> **What needs to be done**:
The result should be every line in the data below that carries the string "Search".

Items from an interface collection

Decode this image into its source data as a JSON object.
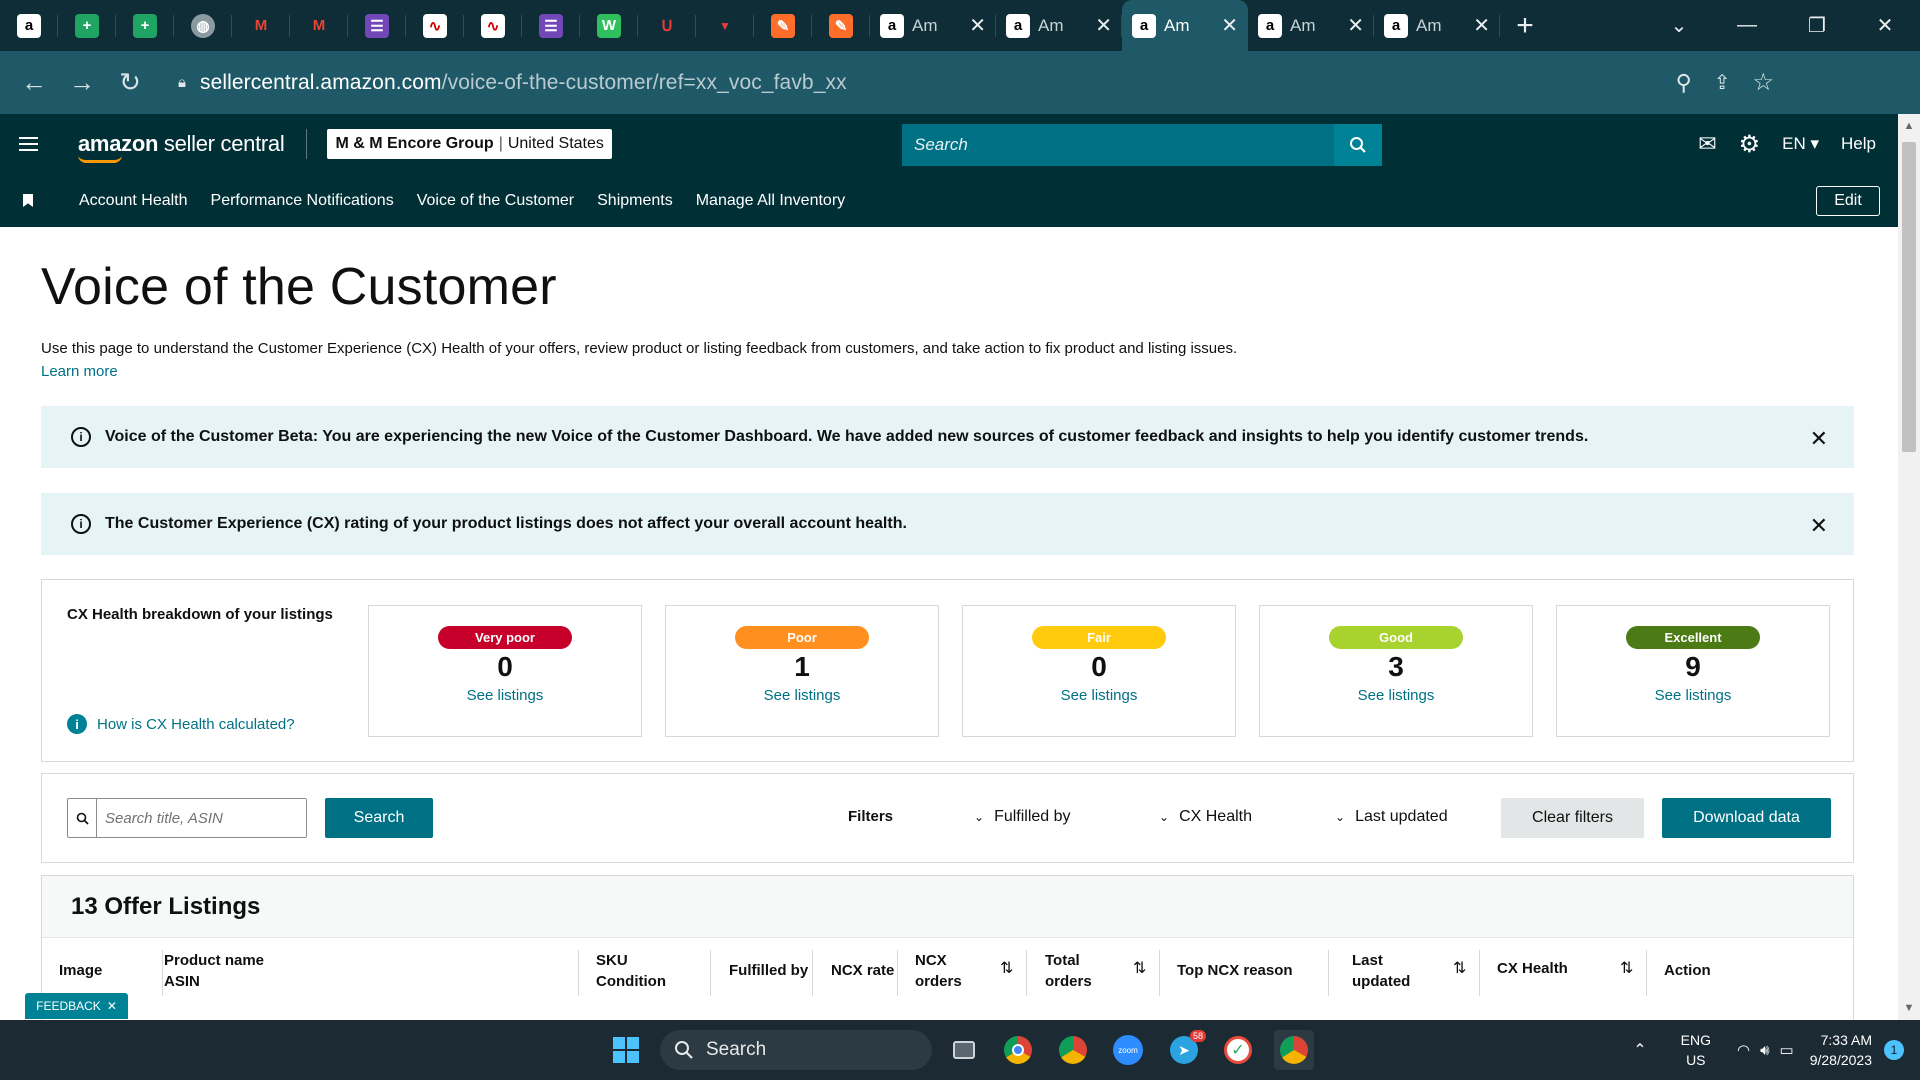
{
  "browser": {
    "tabs": [
      {
        "title": "Am"
      },
      {
        "title": "Am"
      },
      {
        "title": "Am"
      },
      {
        "title": "Am"
      },
      {
        "title": "Am"
      }
    ],
    "url_host": "sellercentral.amazon.com",
    "url_path": "/voice-of-the-customer/ref=xx_voc_favb_xx"
  },
  "header": {
    "logo_brand": "amazon",
    "logo_suffix": " seller central",
    "account_name": "M & M Encore Group",
    "account_region": "United States",
    "search_placeholder": "Search",
    "language": "EN",
    "help": "Help"
  },
  "nav": {
    "items": [
      "Account Health",
      "Performance Notifications",
      "Voice of the Customer",
      "Shipments",
      "Manage All Inventory"
    ],
    "edit": "Edit"
  },
  "page": {
    "title": "Voice of the Customer",
    "description": "Use this page to understand the Customer Experience (CX) Health of your offers, review product or listing feedback from customers, and take action to fix product and listing issues.",
    "learn_more": "Learn more",
    "alerts": [
      "Voice of the Customer Beta: You are experiencing the new Voice of the Customer Dashboard. We have added new sources of customer feedback and insights to help you identify customer trends.",
      "The Customer Experience (CX) rating of your product listings does not affect your overall account health."
    ]
  },
  "cx_health": {
    "title": "CX Health breakdown of your listings",
    "how_link": "How is CX Health calculated?",
    "cards": [
      {
        "label": "Very poor",
        "count": "0",
        "link": "See listings",
        "color": "#c7002b",
        "text": "#ffffff"
      },
      {
        "label": "Poor",
        "count": "1",
        "link": "See listings",
        "color": "#ff8f1f",
        "text": "#ffffff"
      },
      {
        "label": "Fair",
        "count": "0",
        "link": "See listings",
        "color": "#ffcb0c",
        "text": "#ffffff"
      },
      {
        "label": "Good",
        "count": "3",
        "link": "See listings",
        "color": "#a8d22e",
        "text": "#ffffff"
      },
      {
        "label": "Excellent",
        "count": "9",
        "link": "See listings",
        "color": "#4c7a14",
        "text": "#ffffff"
      }
    ]
  },
  "filters": {
    "search_placeholder": "Search title, ASIN",
    "search_button": "Search",
    "label": "Filters",
    "dropdowns": [
      "Fulfilled by",
      "CX Health",
      "Last updated"
    ],
    "clear": "Clear filters",
    "download": "Download data"
  },
  "listings": {
    "heading": "13 Offer Listings",
    "columns": [
      {
        "line1": "Image",
        "line2": ""
      },
      {
        "line1": "Product name",
        "line2": "ASIN"
      },
      {
        "line1": "SKU",
        "line2": "Condition"
      },
      {
        "line1": "Fulfilled by",
        "line2": ""
      },
      {
        "line1": "NCX rate",
        "line2": ""
      },
      {
        "line1": "NCX",
        "line2": "orders"
      },
      {
        "line1": "Total",
        "line2": "orders"
      },
      {
        "line1": "Top NCX reason",
        "line2": ""
      },
      {
        "line1": "Last",
        "line2": "updated"
      },
      {
        "line1": "CX Health",
        "line2": ""
      },
      {
        "line1": "Action",
        "line2": ""
      }
    ]
  },
  "feedback_tab": "FEEDBACK",
  "taskbar": {
    "search": "Search",
    "telegram_badge": "58",
    "lang_line1": "ENG",
    "lang_line2": "US",
    "time": "7:33 AM",
    "date": "9/28/2023",
    "notification_count": "1"
  }
}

> **Task result**:
    "search_placeholder": "Search",
    "search_placeholder": "Search title, ASIN",
    "search_button": "Search",
    "search": "Search",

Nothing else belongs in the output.